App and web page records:
"""

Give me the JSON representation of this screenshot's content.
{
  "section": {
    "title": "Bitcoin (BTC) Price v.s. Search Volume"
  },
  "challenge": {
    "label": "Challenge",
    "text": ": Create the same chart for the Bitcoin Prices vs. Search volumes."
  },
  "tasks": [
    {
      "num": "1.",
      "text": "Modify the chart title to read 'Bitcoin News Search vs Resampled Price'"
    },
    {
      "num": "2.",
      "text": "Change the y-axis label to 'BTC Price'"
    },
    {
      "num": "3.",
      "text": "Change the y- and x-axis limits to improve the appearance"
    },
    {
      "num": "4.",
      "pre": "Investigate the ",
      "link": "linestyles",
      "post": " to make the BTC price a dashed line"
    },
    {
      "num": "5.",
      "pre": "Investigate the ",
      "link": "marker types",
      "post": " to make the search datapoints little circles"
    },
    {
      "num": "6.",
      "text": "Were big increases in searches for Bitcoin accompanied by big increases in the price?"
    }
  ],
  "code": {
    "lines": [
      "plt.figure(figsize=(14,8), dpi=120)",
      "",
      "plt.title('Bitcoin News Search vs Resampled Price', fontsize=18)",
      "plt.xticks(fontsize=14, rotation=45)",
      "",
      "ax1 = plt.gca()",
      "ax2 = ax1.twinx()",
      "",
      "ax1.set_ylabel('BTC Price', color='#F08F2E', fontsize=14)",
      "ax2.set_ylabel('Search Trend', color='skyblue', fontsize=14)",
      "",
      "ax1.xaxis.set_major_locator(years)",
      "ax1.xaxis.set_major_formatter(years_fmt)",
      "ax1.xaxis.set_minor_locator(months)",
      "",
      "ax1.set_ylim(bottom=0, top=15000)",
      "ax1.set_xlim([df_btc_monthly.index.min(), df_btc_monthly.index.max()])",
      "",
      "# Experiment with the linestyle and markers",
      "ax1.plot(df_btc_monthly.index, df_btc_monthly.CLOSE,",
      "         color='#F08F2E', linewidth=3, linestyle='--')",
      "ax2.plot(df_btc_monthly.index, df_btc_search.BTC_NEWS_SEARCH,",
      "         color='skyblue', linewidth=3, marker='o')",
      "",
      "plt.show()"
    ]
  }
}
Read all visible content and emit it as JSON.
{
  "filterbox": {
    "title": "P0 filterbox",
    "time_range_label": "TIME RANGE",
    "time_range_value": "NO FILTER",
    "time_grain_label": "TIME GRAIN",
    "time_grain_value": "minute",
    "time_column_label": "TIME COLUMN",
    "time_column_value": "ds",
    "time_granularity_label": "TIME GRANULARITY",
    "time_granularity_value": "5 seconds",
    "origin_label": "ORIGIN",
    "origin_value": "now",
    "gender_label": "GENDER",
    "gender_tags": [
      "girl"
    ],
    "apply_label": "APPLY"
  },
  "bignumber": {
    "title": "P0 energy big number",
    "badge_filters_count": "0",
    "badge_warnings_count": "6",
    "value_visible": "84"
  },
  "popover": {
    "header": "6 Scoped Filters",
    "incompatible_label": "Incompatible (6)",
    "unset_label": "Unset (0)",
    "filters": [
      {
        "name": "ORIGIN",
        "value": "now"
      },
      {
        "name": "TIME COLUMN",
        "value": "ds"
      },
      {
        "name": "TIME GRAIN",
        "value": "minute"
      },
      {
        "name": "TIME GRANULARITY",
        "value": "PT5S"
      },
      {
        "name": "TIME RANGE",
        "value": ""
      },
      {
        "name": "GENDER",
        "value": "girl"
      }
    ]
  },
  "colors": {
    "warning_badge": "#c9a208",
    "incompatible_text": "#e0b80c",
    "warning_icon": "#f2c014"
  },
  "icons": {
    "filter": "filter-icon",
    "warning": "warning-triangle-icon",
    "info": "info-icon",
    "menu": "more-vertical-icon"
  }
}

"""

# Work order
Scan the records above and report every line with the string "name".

# Written answer
        "name": "ORIGIN",
        "name": "TIME COLUMN",
        "name": "TIME GRAIN",
        "name": "TIME GRANULARITY",
        "name": "TIME RANGE",
        "name": "GENDER",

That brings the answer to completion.